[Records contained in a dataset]
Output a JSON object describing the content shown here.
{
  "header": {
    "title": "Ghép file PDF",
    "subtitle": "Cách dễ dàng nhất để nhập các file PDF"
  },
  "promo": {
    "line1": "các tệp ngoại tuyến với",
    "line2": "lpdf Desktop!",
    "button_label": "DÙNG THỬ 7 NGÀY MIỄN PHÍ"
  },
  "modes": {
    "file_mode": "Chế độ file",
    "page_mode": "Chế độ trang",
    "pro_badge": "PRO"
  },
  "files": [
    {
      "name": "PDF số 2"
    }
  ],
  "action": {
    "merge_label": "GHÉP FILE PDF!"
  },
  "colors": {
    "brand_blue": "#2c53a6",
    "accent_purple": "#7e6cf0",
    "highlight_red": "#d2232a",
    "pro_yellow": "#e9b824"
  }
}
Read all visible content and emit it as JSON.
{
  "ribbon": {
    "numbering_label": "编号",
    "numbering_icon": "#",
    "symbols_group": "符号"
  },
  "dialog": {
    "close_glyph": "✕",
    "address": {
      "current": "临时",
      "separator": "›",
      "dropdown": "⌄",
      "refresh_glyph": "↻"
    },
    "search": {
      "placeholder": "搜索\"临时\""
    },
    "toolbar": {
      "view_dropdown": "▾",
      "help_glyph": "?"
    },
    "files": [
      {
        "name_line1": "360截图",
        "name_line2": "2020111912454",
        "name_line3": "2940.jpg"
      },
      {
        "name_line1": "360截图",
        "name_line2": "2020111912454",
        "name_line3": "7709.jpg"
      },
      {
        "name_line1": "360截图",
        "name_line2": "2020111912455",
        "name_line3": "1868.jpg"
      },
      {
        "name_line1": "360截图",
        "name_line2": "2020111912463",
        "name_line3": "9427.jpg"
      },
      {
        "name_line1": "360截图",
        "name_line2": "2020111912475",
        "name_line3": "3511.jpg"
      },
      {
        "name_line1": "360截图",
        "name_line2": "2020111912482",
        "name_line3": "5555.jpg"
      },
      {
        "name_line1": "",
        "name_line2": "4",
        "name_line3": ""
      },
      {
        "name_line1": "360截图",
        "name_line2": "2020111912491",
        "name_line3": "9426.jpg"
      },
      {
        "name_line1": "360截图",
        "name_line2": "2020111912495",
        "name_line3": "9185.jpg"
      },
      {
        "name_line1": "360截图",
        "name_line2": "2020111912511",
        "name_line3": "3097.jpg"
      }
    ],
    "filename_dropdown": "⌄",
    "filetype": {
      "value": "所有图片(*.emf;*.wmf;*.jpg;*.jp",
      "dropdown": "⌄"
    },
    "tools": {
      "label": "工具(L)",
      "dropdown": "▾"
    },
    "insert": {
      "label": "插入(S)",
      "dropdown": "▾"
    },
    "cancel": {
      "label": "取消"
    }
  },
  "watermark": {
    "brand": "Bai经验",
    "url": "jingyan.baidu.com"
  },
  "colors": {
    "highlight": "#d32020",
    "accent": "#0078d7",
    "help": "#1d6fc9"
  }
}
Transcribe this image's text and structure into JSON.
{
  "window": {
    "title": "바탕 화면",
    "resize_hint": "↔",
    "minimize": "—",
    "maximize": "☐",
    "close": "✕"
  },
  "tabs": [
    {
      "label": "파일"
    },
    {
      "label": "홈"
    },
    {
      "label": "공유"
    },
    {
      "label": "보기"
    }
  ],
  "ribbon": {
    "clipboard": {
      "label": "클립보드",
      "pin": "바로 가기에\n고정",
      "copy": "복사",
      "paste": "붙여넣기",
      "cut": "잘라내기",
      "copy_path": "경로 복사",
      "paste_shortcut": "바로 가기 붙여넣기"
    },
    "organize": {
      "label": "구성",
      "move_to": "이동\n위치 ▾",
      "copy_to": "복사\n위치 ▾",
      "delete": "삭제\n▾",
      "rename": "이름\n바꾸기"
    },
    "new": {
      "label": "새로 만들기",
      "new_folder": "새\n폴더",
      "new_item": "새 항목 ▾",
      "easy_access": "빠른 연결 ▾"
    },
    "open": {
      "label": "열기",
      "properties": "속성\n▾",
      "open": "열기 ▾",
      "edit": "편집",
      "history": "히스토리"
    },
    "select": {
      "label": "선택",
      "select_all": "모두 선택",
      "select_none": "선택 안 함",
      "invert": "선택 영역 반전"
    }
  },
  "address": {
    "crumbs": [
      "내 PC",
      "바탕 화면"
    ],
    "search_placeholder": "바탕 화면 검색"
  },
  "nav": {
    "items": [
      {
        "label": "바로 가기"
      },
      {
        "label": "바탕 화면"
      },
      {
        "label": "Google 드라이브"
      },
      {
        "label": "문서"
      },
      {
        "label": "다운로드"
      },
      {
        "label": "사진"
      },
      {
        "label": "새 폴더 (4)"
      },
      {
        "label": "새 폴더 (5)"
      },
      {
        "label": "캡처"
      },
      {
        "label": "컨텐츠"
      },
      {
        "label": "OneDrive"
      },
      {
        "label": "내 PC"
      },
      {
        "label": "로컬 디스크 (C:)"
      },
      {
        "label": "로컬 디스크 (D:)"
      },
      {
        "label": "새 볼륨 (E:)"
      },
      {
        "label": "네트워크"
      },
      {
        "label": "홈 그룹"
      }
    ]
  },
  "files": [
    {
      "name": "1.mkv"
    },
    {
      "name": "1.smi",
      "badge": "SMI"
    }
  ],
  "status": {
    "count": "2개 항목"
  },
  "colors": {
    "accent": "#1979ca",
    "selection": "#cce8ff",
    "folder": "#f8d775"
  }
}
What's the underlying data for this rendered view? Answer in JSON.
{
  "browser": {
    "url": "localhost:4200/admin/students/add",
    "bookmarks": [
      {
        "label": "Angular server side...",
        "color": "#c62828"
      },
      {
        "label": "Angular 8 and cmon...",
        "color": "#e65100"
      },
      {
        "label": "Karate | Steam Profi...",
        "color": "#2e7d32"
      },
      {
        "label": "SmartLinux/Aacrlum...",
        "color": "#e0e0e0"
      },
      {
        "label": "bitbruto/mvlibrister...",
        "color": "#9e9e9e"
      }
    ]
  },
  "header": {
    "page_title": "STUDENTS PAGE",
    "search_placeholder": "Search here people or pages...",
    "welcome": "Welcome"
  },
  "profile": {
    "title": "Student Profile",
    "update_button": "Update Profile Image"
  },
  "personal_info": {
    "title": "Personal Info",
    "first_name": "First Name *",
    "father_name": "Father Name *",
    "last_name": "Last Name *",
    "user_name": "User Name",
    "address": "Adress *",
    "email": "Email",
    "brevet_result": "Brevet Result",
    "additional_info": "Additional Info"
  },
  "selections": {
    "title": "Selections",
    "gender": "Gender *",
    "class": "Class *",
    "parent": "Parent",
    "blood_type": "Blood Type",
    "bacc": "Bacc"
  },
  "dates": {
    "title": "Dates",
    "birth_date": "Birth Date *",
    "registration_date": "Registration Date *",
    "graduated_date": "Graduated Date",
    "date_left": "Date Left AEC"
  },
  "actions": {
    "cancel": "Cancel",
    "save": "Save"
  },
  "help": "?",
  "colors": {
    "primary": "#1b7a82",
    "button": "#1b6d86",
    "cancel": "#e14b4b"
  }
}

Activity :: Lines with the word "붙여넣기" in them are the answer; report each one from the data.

Written solution ::
      "paste": "붙여넣기",
      "paste_shortcut": "바로 가기 붙여넣기"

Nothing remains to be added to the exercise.